■ **What you will do**: Extract each line of the data below exactly as written.

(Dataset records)
____________________

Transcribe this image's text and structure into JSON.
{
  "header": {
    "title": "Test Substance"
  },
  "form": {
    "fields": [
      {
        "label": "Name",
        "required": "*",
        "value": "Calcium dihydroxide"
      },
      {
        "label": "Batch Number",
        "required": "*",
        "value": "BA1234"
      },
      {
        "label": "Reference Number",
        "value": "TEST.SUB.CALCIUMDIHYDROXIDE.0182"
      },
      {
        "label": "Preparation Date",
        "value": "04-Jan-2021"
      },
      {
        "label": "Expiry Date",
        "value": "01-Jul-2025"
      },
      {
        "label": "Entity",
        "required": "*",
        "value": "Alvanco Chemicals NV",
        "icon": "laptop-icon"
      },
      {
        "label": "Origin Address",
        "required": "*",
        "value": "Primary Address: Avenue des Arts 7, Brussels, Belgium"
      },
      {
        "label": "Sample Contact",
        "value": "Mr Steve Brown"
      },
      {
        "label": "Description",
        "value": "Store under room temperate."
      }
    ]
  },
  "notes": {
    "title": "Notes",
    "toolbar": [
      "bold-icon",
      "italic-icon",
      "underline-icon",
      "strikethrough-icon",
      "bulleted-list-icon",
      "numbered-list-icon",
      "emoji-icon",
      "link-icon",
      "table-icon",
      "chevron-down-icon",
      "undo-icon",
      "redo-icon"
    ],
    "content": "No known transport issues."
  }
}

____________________

■ **Reply to the exercise**:
Transcribe this image's text and structure into JSON.
{
  "header": {
    "title": "Test Substance"
  },
  "form": {
    "fields": [
      {
        "label": "Name",
        "required": "*",
        "value": "Calcium dihydroxide"
      },
      {
        "label": "Batch Number",
        "required": "*",
        "value": "BA1234"
      },
      {
        "label": "Reference Number",
        "value": "TEST.SUB.CALCIUMDIHYDROXIDE.0182"
      },
      {
        "label": "Preparation Date",
        "value": "04-Jan-2021"
      },
      {
        "label": "Expiry Date",
        "value": "01-Jul-2025"
      },
      {
        "label": "Entity",
        "required": "*",
        "value": "Alvanco Chemicals NV",
        "icon": "laptop-icon"
      },
      {
        "label": "Origin Address",
        "required": "*",
        "value": "Primary Address: Avenue des Arts 7, Brussels, Belgium"
      },
      {
        "label": "Sample Contact",
        "value": "Mr Steve Brown"
      },
      {
        "label": "Description",
        "value": "Store under room temperate."
      }
    ]
  },
  "notes": {
    "title": "Notes",
    "toolbar": [
      "bold-icon",
      "italic-icon",
      "underline-icon",
      "strikethrough-icon",
      "bulleted-list-icon",
      "numbered-list-icon",
      "emoji-icon",
      "link-icon",
      "table-icon",
      "chevron-down-icon",
      "undo-icon",
      "redo-icon"
    ],
    "content": "No known transport issues."
  }
}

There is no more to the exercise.